Rabbi's Weekly Teaching
March 14, 2014
Saturday night we begin our celebration of Purim and read the holiday story in the Megillah. At the beginning of the story, King Ahasueraus wants to host a party. The king issues a command to his butlers that there should be "no limit to the celebration" and they should provide for the wishes of every guest. Rabbinic commentary looks at this verse in the Book of Esther and asks, "How can the King's command possibly be fulfilled? If two ships were in the same sea and one wants a west wind and one wants an east wind, how can they both be satisfied?"
In response to this rabbinic question, a midrash is offered: "King Ahasueraus will experience the inability to have his command fulfilled. This was consistent with his character. Ahasueraus never wants to make choices or set priorities. He doesn't wish to ever choose between one advisor and another. And, he is always unable to take any firm stand or reject any specific request. This failure in the King's leadership always resulted in his accepting the advice of the last person he spoke with. When Ahasueraus listened to Haman, and then to Esther, he gives them both equal credibility. Its only when the King directly witnesses that Haman has evil intentions that he orders the evil Haman to be killed."
On Purim the rabbis ask of us:
* Are we ever like King Ahasueraus?
* Do we have the courage of an Esther and Mordecai?
* Will we stand up consistently and firmly against the evil Hamans of the world?
These questions are intended to be addressed both on an individual level and a communal level. Will we allow ourselves to be swayed in multiple directions by the myriad of different views, or will we stand firm for what we know to be right?

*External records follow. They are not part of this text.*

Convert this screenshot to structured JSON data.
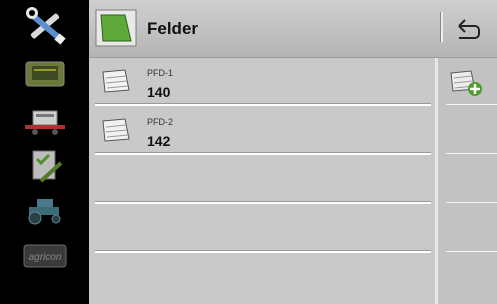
{
  "header": {
    "title": "Felder"
  },
  "fields": [
    {
      "label": "PFD-1",
      "value": "140"
    },
    {
      "label": "PFD-2",
      "value": "142"
    }
  ],
  "sidebar": {
    "items": [
      "wrench-screwdriver-icon",
      "terminal-icon",
      "implement-icon",
      "task-icon",
      "tractor-icon",
      "agricon-logo"
    ]
  },
  "colors": {
    "accent": "#5fa83a",
    "header": "#c4c4c4",
    "list": "#c9c9c9"
  }
}
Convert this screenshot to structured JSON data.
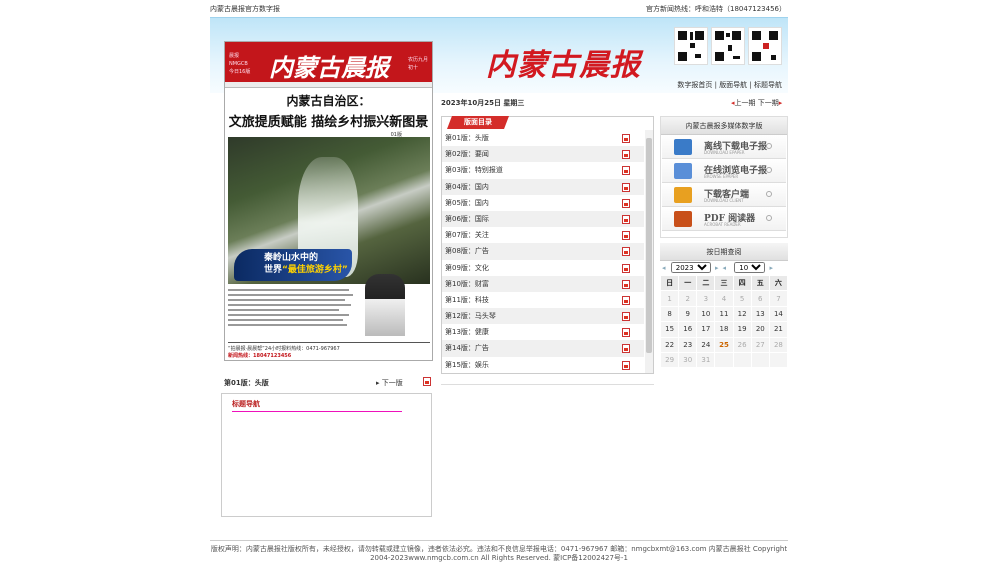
{
  "topbar": {
    "left_text": "内蒙古晨报官方数字报",
    "right_text": "官方新闻热线：呼和浩特（18047123456）"
  },
  "header": {
    "masthead": "内蒙古晨报",
    "nav": [
      "数字报首页",
      "版面导航",
      "标题导航"
    ]
  },
  "paper": {
    "masthead": "内蒙古晨报",
    "headline1": "内蒙古自治区：",
    "headline2": "文旅提质赋能 描绘乡村振兴新图景",
    "kicker": "01版",
    "ribbon_line1": "秦岭山水中的",
    "ribbon_line2a": "世界",
    "ribbon_line2b": "“最佳旅游乡村”",
    "footer_text": "“拍晨报·晨晨帮”24小时报料热线：0471-967967",
    "footer_text2": "新闻热线：18047123456"
  },
  "page_nav": {
    "current": "第01版：头版",
    "next": "下一版"
  },
  "title_nav": {
    "label": "标题导航"
  },
  "date": "2023年10月25日 星期三",
  "prev_next": {
    "prev": "上一期",
    "next": "下一期"
  },
  "directory": {
    "tab": "版面目录",
    "items": [
      "第01版：头版",
      "第02版：要闻",
      "第03版：特别报道",
      "第04版：国内",
      "第05版：国内",
      "第06版：国际",
      "第07版：关注",
      "第08版：广告",
      "第09版：文化",
      "第10版：财富",
      "第11版：科技",
      "第12版：马头琴",
      "第13版：健康",
      "第14版：广告",
      "第15版：娱乐"
    ]
  },
  "media": {
    "title": "内蒙古晨报多媒体数字版",
    "downloads": [
      {
        "label": "离线下载电子报",
        "sub": "DOWNLOAD EPAPER",
        "color": "#3a7bc8"
      },
      {
        "label": "在线浏览电子报",
        "sub": "BROWSE EPAPER",
        "color": "#5a8fd8"
      },
      {
        "label": "下载客户端",
        "sub": "DOWNLOAD CLIENT",
        "color": "#e8a020"
      },
      {
        "label": "PDF 阅读器",
        "sub": "ACROBAT READER",
        "color": "#c8501a"
      }
    ]
  },
  "calendar": {
    "title": "按日期查阅",
    "year": "2023",
    "month": "10",
    "weekdays": [
      "日",
      "一",
      "二",
      "三",
      "四",
      "五",
      "六"
    ],
    "weeks": [
      [
        "1",
        "2",
        "3",
        "4",
        "5",
        "6",
        "7"
      ],
      [
        "8",
        "9",
        "10",
        "11",
        "12",
        "13",
        "14"
      ],
      [
        "15",
        "16",
        "17",
        "18",
        "19",
        "20",
        "21"
      ],
      [
        "22",
        "23",
        "24",
        "25",
        "26",
        "27",
        "28"
      ],
      [
        "29",
        "30",
        "31",
        "",
        "",
        "",
        ""
      ]
    ]
  },
  "footer": {
    "line1": "版权声明：内蒙古晨报社版权所有，未经授权，请勿转载或建立镜像，违者依法必究。违法和不良信息举报电话：0471-967967 邮箱：nmgcbxmt@163.com 内蒙古晨报社 Copyright",
    "line2": "2004-2023www.nmgcb.com.cn All Rights Reserved. 蒙ICP备12002427号-1"
  }
}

Queen Esther is the heroine of Purim who is the exact opposite of Ahasueraus. Risking her life, she stands up to confront the King. She refused to hide from her responsibility hoping that someone else might solve the problem.
As human beings and as Jews we each have the responsibility to maximize our strengths and capabilities so as to confront the darkness that imperils God's light within our world. We depend on our own moral compass when we need to make difficult decisions. We consider carefully the views of others, but ultimately we determine within ourselves what actions need to be pursued.
There is an ongoing debate as to how we can effectively address the serious issues that confront Jews today. The most serious external threat comes from those who are dedicated to the destruction of the Jewish State of Israel. Israel is not a perfect nation. America is not a perfect nation. Yet the enemies of Israel will hide behind double standards that disguise their own evil intentions. Some Jews are afraid to speak up. They are concerned that they will be indicted for their "special interests". However, the hallmark of America is that every citizen is entitled to advocate for their special interests and almost everyone does. Why should American Jews speak more softly on the existential threat to Israel than Americans would for any issue critically important to them?
One of the primary lessons of Purim is that when our enemy, Haman, said he wanted us dead, we believed him and acted accordingly. Today the enemies of the Jewish People and the Western World also say they wish us not to exist. We should believe what they declare is true and act accordingly. We might disagree on how to act in response to the threat, but we can't simply wish the problem away or pretend that it doesn't exist.
Let us be prompted by our Purim celebration to stand up and speak out just as Queen Esther so heroically did. We know the fate of the Jewish People when there is silence in response to the evil that threatens us. Are we willing to risk silence? Purim comes with its traditional noise makers to wake us up so as to blot out the sounds of silence in the face of evil. Purim reminds us what true leadership is and the reality that when we speak up and make our voices heard we can thwart the evil intentions that confront us. May God give us the strength to make sure we are heard.
Shabbat Shalom & Chag Purim Sameach,